The polariser is important because it controls the way light is channelled through the screen and discards ambient light leakage — thus increasing contrast levels. Attaching the polariser is one of the most crucial parts of the process because any bubbles between the panel and the polariser mean defects, and so bubbles are vacuumed out of the panel first with a large suction machine.
After this the "tab IC" is attached — it's a small flexible sheet that interfaces between the screen and the television's electronics. The tab itself looks like the leading edge of a roll of film, and even comes on something similar to a projector reel. A small printed circuit board (above) is then attached to the tab, and a television's bezel exists primarily to hide the PCB.
The coolest part of the tour was next: benevolent, laser-guided, golf-cart robots transported panels across a space of about four metres so they could continue to the next part of the assembly line. We're sure Samsung was just showing off — why build dodgem cars guided along by red lasers when you could just install a travellator — or maybe even move the next section a bit closer. Imagine the scene above but with less people, and more lasers.
After the flat, treated glass is tested it's then bonded to the metal chassis and backlight. At present, the backlight and panel themselves cost about the same amount to manufacture, and that's just for the CCFL version (above).
The LED backlight as used in Samsung's "LED TVs" is even more expensive due to a lack of manufacturers — up to three times the cost of the panel. Instead of installing LEDs behind the panel, Samsung uses what's called an "edge-lit" configuration. LEDs are installed along the sides and top of the display and use a "light guide" to distribute the light evenly.
Each panel goes through five different stages of inspection, and the first three stages are automated. The first of these is an input test, which checks if the panel works once power is applied. Next is an aging test where the screen is subjected to 45-degree temperatures for two hours. The computer then completes its final check before it's examined by human technicians.

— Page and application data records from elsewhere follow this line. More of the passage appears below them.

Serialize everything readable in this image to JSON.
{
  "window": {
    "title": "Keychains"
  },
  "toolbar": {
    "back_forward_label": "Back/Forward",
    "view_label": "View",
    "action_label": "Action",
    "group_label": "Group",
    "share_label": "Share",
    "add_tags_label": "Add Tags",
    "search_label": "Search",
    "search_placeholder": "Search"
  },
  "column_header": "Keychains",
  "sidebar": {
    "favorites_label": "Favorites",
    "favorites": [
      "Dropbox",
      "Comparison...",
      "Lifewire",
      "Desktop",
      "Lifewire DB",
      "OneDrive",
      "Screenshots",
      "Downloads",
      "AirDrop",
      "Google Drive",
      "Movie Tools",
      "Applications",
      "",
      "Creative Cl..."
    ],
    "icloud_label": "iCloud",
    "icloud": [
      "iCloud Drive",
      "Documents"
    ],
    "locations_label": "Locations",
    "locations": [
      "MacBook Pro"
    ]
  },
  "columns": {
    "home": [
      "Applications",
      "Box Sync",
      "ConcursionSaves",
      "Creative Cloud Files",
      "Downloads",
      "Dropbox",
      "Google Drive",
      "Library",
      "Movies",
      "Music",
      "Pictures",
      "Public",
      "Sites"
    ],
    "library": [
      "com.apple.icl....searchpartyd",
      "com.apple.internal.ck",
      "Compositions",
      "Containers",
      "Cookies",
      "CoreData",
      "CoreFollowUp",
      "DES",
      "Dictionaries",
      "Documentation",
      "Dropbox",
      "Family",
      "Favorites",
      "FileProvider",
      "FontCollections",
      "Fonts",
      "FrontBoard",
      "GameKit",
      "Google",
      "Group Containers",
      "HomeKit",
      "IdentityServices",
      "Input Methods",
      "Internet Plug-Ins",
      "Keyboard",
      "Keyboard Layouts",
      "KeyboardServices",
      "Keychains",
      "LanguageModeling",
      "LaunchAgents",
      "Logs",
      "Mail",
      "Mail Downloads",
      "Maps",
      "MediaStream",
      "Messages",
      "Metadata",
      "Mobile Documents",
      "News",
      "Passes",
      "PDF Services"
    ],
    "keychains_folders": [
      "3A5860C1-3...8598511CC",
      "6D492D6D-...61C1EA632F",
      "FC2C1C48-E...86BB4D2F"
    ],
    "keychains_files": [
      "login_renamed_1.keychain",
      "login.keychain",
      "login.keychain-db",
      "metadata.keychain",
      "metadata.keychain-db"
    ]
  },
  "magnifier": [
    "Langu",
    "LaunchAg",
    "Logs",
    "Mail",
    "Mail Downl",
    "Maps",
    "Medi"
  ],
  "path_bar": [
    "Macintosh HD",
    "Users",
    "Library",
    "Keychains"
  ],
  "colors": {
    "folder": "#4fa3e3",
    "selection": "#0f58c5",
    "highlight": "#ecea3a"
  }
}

Unlike the stock Samsung photo above, technicians check the panels while they sit upright on the conveyor belt (instead of lying down) — moving their eyes over each part of the panel looking for defects in the backlight or dead pixels. In some cases (especially when we visited the LG factory) this can look quite creepy as the technicians sweep their heads from side to side very quickly as if caught in some sort of religious fervour. The panel flashes white, and then green, red and blue to help the process. While the panel itself has a backlight it lacks any picture processing guts, so to help in this process the panels "plug in" at the bottom and are fed the test patterns.
A finished panel, waiting to have the bezel fitted. According to our hosts, there are three different levels of quality, with the top "A" grade going out to customers. However, one in every 100 panel fails and is then given either a B or C grade. "B" grade may exhibit some faults but can be recycled panels for in-house signage, or sold to employees at a discount rate. The last "C" grade panels will have their parts recycled; however, if there is a problem with the backlight itself it is destroyed.